* **EXERCISE**: For this exercise, output the line containing "Convert this screenshot" and every line after it through the end of the records, exactly, and no other line.
►
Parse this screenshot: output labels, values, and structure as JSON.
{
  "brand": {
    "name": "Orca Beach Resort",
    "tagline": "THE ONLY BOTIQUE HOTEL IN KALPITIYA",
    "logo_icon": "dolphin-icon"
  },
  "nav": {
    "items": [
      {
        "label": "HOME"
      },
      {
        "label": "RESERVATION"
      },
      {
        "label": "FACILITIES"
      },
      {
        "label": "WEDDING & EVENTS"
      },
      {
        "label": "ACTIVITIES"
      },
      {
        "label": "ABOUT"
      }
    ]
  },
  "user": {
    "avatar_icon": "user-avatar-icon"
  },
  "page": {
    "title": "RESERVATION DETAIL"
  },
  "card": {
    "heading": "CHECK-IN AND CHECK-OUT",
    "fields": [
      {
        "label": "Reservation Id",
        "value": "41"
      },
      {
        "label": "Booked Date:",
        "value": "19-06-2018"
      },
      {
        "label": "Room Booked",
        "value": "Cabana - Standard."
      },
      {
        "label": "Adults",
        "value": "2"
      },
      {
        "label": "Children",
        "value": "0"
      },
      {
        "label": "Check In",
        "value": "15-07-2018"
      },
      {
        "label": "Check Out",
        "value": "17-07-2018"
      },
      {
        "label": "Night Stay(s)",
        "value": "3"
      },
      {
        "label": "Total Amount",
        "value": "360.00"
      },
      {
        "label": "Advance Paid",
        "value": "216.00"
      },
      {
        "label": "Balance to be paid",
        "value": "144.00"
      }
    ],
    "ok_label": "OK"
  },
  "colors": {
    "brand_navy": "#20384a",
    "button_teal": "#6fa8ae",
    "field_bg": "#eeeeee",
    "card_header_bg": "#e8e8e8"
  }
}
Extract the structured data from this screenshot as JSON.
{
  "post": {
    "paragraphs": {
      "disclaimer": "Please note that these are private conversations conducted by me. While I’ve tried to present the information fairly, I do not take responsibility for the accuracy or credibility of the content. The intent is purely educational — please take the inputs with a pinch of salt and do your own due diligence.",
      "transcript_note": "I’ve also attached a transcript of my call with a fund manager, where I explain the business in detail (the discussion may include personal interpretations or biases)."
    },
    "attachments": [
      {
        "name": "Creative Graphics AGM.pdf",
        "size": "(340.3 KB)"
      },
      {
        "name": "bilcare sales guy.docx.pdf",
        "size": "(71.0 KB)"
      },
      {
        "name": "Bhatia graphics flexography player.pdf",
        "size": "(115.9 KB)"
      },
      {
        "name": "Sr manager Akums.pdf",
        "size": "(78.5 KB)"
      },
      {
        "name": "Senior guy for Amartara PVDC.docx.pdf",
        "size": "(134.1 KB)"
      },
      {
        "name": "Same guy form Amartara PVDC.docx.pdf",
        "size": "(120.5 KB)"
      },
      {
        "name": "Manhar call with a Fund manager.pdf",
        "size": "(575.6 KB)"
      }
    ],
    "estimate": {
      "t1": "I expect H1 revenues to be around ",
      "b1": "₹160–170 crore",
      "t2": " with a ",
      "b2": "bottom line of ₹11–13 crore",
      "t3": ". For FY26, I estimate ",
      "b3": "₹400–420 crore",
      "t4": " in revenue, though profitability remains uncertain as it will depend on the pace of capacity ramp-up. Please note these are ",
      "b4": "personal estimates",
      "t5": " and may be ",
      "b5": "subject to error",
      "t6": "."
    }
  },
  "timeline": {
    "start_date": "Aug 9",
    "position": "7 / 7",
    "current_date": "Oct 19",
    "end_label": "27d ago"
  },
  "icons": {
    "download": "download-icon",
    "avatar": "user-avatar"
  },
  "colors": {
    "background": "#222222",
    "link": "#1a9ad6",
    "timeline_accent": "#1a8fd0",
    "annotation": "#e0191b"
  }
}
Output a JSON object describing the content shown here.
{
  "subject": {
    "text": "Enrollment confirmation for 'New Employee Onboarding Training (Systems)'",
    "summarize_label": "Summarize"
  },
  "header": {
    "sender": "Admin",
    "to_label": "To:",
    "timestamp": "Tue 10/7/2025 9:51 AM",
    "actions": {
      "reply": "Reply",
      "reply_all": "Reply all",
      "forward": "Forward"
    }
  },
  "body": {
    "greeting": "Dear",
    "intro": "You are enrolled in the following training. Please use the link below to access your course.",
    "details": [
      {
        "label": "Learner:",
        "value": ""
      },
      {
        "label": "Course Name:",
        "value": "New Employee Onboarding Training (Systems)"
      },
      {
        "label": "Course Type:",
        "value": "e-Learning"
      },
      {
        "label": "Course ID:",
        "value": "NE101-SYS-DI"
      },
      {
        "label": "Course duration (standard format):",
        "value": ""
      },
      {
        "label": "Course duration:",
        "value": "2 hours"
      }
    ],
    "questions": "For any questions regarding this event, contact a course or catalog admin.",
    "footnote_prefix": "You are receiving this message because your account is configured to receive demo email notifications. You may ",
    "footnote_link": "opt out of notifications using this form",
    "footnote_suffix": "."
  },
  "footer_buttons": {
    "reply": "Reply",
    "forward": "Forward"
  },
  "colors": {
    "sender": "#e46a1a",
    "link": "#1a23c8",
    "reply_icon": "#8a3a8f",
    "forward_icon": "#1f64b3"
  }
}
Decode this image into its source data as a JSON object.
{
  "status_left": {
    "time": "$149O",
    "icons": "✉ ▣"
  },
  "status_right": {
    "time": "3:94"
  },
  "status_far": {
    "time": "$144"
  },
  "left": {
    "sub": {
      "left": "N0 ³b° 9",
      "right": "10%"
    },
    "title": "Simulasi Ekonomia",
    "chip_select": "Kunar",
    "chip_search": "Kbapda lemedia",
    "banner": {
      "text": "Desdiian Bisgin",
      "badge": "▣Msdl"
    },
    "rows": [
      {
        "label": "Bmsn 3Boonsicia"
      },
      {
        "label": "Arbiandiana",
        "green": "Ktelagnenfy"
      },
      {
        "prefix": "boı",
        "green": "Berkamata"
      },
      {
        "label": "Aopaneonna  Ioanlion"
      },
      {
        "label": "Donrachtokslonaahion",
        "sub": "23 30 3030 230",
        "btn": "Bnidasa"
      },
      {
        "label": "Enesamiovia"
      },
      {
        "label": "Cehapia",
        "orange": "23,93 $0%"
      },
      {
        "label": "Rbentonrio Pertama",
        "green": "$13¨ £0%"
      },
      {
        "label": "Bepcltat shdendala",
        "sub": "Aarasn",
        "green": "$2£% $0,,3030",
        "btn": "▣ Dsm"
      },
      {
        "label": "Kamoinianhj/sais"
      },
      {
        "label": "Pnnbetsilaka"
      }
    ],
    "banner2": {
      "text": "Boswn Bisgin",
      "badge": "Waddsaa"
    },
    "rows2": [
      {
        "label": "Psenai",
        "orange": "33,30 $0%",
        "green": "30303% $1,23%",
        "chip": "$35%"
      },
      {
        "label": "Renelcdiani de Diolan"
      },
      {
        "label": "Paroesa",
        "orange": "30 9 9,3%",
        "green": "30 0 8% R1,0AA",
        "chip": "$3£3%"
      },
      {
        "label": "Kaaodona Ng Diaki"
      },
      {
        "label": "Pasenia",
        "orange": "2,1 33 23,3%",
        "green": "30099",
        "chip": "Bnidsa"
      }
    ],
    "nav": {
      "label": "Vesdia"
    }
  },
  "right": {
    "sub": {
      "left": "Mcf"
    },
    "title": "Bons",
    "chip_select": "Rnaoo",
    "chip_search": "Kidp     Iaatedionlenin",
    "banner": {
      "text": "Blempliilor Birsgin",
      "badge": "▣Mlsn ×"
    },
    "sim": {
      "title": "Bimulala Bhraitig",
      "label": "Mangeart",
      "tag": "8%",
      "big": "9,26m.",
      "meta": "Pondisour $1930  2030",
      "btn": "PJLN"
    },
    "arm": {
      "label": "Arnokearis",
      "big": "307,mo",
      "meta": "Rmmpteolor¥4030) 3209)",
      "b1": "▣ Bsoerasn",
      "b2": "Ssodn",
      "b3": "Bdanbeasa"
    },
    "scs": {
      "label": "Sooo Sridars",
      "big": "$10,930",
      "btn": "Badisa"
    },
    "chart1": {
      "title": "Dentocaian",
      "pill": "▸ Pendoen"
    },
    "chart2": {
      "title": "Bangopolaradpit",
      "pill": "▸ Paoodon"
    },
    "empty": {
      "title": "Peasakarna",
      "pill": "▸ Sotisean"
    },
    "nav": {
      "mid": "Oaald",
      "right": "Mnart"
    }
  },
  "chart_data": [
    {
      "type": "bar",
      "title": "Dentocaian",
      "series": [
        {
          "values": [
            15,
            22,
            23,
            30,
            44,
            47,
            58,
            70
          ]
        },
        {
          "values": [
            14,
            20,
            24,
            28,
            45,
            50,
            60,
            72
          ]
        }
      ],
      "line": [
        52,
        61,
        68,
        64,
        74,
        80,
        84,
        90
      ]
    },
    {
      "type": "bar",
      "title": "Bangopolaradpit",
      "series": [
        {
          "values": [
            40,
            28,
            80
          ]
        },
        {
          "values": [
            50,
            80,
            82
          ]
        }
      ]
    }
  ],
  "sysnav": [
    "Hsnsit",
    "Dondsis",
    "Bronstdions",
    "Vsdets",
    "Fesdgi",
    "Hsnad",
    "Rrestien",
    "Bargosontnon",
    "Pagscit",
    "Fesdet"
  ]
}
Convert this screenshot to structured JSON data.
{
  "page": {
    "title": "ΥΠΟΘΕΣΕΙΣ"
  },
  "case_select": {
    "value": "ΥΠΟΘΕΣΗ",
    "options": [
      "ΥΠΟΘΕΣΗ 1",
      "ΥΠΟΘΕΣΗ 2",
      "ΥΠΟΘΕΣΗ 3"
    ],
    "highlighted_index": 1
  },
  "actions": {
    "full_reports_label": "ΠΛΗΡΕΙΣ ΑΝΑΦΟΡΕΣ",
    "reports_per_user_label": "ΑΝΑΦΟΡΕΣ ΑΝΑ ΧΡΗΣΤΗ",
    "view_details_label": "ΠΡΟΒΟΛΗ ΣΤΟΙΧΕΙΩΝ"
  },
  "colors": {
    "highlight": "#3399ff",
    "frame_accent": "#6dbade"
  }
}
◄
* **REPLY TO THE TASK**:
Convert this screenshot to structured JSON data.
{
  "page": {
    "title": "ΥΠΟΘΕΣΕΙΣ"
  },
  "case_select": {
    "value": "ΥΠΟΘΕΣΗ",
    "options": [
      "ΥΠΟΘΕΣΗ 1",
      "ΥΠΟΘΕΣΗ 2",
      "ΥΠΟΘΕΣΗ 3"
    ],
    "highlighted_index": 1
  },
  "actions": {
    "full_reports_label": "ΠΛΗΡΕΙΣ ΑΝΑΦΟΡΕΣ",
    "reports_per_user_label": "ΑΝΑΦΟΡΕΣ ΑΝΑ ΧΡΗΣΤΗ",
    "view_details_label": "ΠΡΟΒΟΛΗ ΣΤΟΙΧΕΙΩΝ"
  },
  "colors": {
    "highlight": "#3399ff",
    "frame_accent": "#6dbade"
  }
}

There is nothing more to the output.